• [What is needed] Repeat all entries word for word; skip images.

• [Material supplied]
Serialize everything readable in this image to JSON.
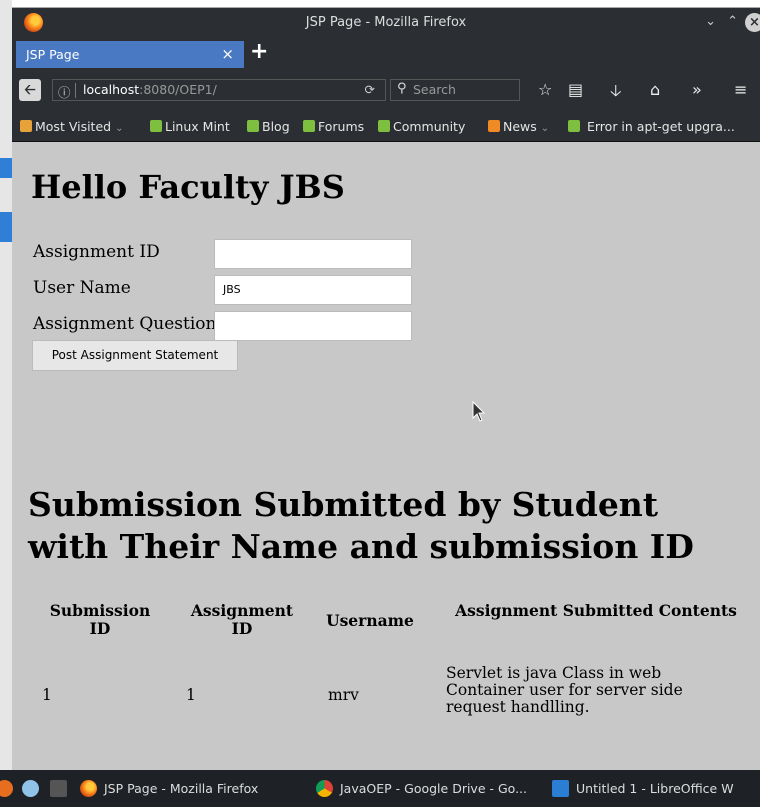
{
  "window": {
    "title": "JSP Page - Mozilla Firefox"
  },
  "tab": {
    "label": "JSP Page"
  },
  "url": {
    "host": "localhost",
    "path": ":8080/OEP1/"
  },
  "search": {
    "placeholder": "Search"
  },
  "bookmarks": [
    {
      "label": "Most Visited",
      "icon": "folder-icon"
    },
    {
      "label": "Linux Mint",
      "icon": "mint-icon"
    },
    {
      "label": "Blog",
      "icon": "mint-icon"
    },
    {
      "label": "Forums",
      "icon": "mint-icon"
    },
    {
      "label": "Community",
      "icon": "mint-icon"
    },
    {
      "label": "News",
      "icon": "rss-icon"
    },
    {
      "label": "Error in apt-get upgra...",
      "icon": "mint-icon"
    }
  ],
  "page": {
    "heading": "Hello Faculty JBS",
    "form": {
      "assignment_id_label": "Assignment ID",
      "assignment_id_value": "",
      "user_name_label": "User Name",
      "user_name_value": "JBS",
      "question_label": "Assignment Question",
      "question_value": "",
      "submit_label": "Post Assignment Statement"
    },
    "submissions_heading": "Submission Submitted by Student with Their Name and submission ID",
    "table": {
      "headers": [
        "Submission ID",
        "Assignment ID",
        "Username",
        "Assignment Submitted Contents"
      ],
      "rows": [
        [
          "1",
          "1",
          "mrv",
          "Servlet is java Class in web Container user for server side request handlling."
        ]
      ]
    }
  },
  "taskbar": {
    "items": [
      {
        "label": "JSP Page - Mozilla Firefox"
      },
      {
        "label": "JavaOEP - Google Drive - Go..."
      },
      {
        "label": "Untitled 1 - LibreOffice W"
      }
    ]
  },
  "colors": {
    "tab_active": "#4a79c3",
    "chrome_dark": "#2b2f33",
    "page_bg": "#c8c8c8"
  }
}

• [Answer]
Serialize everything readable in this image to JSON.
{
  "window": {
    "title": "JSP Page - Mozilla Firefox"
  },
  "tab": {
    "label": "JSP Page"
  },
  "url": {
    "host": "localhost",
    "path": ":8080/OEP1/"
  },
  "search": {
    "placeholder": "Search"
  },
  "bookmarks": [
    {
      "label": "Most Visited",
      "icon": "folder-icon"
    },
    {
      "label": "Linux Mint",
      "icon": "mint-icon"
    },
    {
      "label": "Blog",
      "icon": "mint-icon"
    },
    {
      "label": "Forums",
      "icon": "mint-icon"
    },
    {
      "label": "Community",
      "icon": "mint-icon"
    },
    {
      "label": "News",
      "icon": "rss-icon"
    },
    {
      "label": "Error in apt-get upgra...",
      "icon": "mint-icon"
    }
  ],
  "page": {
    "heading": "Hello Faculty JBS",
    "form": {
      "assignment_id_label": "Assignment ID",
      "assignment_id_value": "",
      "user_name_label": "User Name",
      "user_name_value": "JBS",
      "question_label": "Assignment Question",
      "question_value": "",
      "submit_label": "Post Assignment Statement"
    },
    "submissions_heading": "Submission Submitted by Student with Their Name and submission ID",
    "table": {
      "headers": [
        "Submission ID",
        "Assignment ID",
        "Username",
        "Assignment Submitted Contents"
      ],
      "rows": [
        [
          "1",
          "1",
          "mrv",
          "Servlet is java Class in web Container user for server side request handlling."
        ]
      ]
    }
  },
  "taskbar": {
    "items": [
      {
        "label": "JSP Page - Mozilla Firefox"
      },
      {
        "label": "JavaOEP - Google Drive - Go..."
      },
      {
        "label": "Untitled 1 - LibreOffice W"
      }
    ]
  },
  "colors": {
    "tab_active": "#4a79c3",
    "chrome_dark": "#2b2f33",
    "page_bg": "#c8c8c8"
  }
}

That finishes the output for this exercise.